Günter W. Lugmair, 1940–2021
Günter W. Lugmair did pioneering work in isotope geochemistry and was most recently Emeritus in the Geosciences Research Division. Lugmair was born in 1940 in Wels, Austria. He studied physics and obtained his doctorate in 1968 at the University of Vienna. From 1965 to 1968, he worked at the Max Planck Institute for Chemistry in Mainz, Germany. In 1968, he immigrated to the United States, where he became a research chemist at the University of California (UC), San Diego. He returned to Germany to become Director of the Department of Cosmochemistry at the Max Planck Institute for Chemistry in 1996. After his retirement in 2005, he returned to California and was named Distinguished Research Scientist at UC San Diego, becoming Emeritus in 2007.
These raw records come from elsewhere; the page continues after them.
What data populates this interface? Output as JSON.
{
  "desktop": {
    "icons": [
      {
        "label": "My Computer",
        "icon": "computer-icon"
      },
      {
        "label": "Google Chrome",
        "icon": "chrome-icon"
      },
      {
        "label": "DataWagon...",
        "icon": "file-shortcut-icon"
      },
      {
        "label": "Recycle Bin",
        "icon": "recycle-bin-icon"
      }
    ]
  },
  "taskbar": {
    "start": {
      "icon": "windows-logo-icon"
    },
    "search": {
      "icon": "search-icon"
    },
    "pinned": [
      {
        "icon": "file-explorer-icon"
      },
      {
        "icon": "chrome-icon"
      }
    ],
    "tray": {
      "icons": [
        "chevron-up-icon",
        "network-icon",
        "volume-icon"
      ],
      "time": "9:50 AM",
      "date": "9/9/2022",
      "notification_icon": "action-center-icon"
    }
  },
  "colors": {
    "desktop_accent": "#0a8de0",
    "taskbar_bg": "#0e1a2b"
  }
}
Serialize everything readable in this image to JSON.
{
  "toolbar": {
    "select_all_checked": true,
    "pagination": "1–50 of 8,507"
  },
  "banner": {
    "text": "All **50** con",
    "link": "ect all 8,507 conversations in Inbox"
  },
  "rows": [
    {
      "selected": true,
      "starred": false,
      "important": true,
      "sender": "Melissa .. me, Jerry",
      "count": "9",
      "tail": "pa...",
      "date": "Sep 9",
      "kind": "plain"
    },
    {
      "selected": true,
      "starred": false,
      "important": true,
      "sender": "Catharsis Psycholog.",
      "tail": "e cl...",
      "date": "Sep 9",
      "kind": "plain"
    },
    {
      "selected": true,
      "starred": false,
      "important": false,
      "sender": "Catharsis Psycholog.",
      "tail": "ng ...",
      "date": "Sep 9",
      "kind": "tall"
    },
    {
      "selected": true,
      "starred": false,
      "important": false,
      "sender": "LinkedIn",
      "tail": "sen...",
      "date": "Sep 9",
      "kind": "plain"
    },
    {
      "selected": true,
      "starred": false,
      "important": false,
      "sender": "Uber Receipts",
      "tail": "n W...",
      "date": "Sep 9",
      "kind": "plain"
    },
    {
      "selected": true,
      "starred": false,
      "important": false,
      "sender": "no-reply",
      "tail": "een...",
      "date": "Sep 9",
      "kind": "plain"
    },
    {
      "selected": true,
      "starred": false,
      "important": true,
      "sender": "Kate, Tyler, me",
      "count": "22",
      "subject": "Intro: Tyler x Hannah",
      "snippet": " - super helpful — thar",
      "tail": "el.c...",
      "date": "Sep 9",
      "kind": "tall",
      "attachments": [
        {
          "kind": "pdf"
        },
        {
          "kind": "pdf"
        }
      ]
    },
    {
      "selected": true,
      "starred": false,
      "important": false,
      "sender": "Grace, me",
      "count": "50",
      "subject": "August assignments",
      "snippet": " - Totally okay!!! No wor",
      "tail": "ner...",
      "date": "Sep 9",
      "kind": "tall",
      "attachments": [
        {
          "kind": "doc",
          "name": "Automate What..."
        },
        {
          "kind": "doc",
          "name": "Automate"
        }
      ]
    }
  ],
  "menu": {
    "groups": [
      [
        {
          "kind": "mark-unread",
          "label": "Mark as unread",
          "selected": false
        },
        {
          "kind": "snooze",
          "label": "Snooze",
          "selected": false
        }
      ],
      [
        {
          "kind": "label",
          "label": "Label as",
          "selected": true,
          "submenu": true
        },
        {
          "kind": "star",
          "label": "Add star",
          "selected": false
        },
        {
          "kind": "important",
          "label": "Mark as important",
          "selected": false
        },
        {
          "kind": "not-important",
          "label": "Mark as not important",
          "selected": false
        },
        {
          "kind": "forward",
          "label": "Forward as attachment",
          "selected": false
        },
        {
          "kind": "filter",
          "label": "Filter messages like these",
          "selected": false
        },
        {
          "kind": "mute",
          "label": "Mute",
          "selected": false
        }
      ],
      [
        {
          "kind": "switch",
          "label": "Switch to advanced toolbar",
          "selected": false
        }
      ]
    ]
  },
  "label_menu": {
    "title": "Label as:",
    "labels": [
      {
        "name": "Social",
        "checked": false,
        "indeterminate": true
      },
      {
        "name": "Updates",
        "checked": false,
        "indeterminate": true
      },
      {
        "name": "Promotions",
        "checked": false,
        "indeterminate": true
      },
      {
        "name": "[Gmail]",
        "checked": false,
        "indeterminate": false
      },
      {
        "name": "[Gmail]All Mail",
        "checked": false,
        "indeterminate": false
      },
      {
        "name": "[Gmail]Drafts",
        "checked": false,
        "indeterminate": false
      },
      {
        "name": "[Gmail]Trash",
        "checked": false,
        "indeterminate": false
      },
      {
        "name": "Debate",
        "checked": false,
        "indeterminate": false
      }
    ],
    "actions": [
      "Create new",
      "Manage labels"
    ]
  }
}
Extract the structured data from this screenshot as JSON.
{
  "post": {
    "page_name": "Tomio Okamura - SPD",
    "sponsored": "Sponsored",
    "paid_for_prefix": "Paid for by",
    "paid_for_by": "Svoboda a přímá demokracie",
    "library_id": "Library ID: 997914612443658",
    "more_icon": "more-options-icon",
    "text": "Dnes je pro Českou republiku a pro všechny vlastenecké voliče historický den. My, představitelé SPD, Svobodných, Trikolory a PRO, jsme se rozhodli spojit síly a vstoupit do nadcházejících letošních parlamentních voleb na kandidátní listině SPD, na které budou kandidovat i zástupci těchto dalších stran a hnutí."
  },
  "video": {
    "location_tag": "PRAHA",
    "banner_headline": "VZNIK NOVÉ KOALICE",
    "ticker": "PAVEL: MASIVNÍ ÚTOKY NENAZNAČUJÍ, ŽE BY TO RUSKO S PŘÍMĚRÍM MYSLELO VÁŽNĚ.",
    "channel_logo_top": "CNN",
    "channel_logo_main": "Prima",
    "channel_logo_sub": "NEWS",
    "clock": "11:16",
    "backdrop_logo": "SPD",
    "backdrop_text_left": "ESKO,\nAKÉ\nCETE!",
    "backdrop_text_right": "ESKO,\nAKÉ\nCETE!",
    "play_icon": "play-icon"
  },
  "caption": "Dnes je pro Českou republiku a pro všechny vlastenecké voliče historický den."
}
He made significant contributions to understanding the genesis of the solar system and profoundly influenced the evolution of isotope geochemistry. In 1974, he developed a mass spectrometric method for determining the age of lunar and meteorite specimens, which is now considered one of the most reliable and widely used techniques for dating terrestrial rocks and explaining their history. He proved the former existence of a certain samarium isotope in meteorites and thereby answered questions about the early history of our solar system. Lugmair made important contributions to our knowledge of the formation processes of chemical elements in stars by determining the isotopic composition of trace metals with unprecedented precision. He also succeeded in determining the age of our solar system precisely at 4.57 billion years. In 1998, he found evidence of the extraterrestrial origin of the iridium anomaly. It is considered an indication of the impact hypothesis, which traces the extinction of many large animal species about 65 million years ago to the consequences of a meteorite impact.
Lugmair’s work was recognized internationally. During his career, he received awards from NASA, the National Academy of Science, and the Meteorological Society. He was the recipient of the Geochemical Society’s V. M. Goldschmidt Award, given for major achievements in geochemistry or cosmochemistry. He was also a fellow of the American Geophysical Union and a member of Academia Europaea.
— Text courtesy of Margaret Leinen